It had to happen some time. Eventually, the Decemberists had to release an album unable to improve upon its predecessor. With The Crane Wife, the band has finally succumbed to this unfortunate fate.
Over the span of three full-length albums and a couple EPs the Decemberists’ sound gradually strengthened, reaching its pinnacle on last year’s Picaresque. While the culmination of this progress left most who heard it slobbering, it left the band with two options: change and risk the stumble they’d always avoided, or continue in their comfort zone at the expense of progress. On The Crane Wife, front-man Colin Meloy and his cohorts did both.
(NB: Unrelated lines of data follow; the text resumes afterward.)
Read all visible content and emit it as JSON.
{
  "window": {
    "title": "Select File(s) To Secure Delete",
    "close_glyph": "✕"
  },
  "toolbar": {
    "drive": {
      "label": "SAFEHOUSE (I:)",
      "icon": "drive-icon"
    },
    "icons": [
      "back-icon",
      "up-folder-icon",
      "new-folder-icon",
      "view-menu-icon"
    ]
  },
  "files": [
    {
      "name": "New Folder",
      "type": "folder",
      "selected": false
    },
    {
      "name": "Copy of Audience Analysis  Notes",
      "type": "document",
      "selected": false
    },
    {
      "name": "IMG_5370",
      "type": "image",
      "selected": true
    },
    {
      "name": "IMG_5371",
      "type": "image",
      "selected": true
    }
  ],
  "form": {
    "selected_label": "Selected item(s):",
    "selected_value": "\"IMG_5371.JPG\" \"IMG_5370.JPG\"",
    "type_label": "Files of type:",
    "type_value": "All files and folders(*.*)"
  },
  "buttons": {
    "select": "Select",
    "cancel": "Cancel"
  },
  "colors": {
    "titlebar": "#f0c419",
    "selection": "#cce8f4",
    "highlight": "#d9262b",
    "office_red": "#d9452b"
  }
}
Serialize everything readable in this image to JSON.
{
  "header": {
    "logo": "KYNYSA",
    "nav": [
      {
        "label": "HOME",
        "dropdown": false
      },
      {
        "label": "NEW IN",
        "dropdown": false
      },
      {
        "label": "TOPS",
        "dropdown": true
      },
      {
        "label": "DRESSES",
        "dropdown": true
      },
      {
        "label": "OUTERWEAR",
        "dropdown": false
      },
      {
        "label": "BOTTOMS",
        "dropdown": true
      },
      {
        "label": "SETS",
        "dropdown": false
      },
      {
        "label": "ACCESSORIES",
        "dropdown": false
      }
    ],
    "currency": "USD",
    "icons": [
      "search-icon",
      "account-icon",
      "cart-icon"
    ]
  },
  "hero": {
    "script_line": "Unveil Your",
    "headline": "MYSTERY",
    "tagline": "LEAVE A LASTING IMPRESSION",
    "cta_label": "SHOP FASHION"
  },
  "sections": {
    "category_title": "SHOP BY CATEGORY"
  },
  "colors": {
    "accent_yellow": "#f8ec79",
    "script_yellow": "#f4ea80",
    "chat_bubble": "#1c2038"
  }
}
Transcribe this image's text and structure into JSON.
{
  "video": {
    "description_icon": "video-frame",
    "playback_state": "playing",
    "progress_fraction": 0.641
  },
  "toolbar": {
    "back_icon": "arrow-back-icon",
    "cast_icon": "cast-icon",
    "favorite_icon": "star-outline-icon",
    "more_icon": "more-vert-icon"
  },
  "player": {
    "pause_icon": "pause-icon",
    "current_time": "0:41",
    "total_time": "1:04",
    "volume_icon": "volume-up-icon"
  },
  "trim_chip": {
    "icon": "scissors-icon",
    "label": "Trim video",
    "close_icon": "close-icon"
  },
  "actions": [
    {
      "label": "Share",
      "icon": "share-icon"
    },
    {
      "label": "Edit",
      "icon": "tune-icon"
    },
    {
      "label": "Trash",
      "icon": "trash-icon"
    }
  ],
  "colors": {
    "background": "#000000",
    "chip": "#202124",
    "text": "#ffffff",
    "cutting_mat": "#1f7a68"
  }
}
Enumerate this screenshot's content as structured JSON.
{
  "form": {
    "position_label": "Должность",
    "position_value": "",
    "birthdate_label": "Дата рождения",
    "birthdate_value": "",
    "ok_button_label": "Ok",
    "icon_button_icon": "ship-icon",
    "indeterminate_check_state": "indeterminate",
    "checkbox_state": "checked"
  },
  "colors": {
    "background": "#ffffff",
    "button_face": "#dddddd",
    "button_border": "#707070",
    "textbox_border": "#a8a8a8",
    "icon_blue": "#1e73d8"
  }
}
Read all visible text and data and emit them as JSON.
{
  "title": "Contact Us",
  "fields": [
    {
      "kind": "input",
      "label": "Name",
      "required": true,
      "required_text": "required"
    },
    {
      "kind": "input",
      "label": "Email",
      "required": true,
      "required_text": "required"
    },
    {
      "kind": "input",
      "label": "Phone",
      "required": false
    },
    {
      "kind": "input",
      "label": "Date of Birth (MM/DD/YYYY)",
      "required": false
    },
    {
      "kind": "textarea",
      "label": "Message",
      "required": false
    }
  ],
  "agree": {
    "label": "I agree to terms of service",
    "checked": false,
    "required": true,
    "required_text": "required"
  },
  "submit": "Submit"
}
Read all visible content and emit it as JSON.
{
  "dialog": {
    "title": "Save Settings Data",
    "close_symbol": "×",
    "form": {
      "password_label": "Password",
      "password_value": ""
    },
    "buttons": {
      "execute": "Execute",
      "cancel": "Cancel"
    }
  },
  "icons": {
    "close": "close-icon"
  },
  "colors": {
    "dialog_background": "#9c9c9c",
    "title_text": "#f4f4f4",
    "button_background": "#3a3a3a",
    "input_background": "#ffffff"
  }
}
On about half of the album the Decemberists explore the bizarre, prog-rock sound they previously visited on the 2004 EP, The Tain, in an attempt to broaden their palette. Unfortunately, most of these experiments with bombast and power-chords come across awkwardly. The Tain‘s playfulness made it a pleasant listen, as if the band knew it had no place mimicking Deep Purple and Iron Butterfly, but didn’t care. The Tain was an odd and enjoyable diversion in the band’s catalogue, but no one was upset when Picaresque showed up riff-free. Now these forays into classic rock just distance the songs from Meloy’s evocative, intimate lyrics, which have always been the Decemberists’ greatest strength.
The rest of the album is the standard folk-pop fans are accustomed to. There are a handful of good songs, but they lack the emotional pull of the band’s greatest moments.
The Crane Wife isn’t a bad album, it simply doesn’t hold up to its predecessors, becoming the Decemberists’ first unremarkable offering.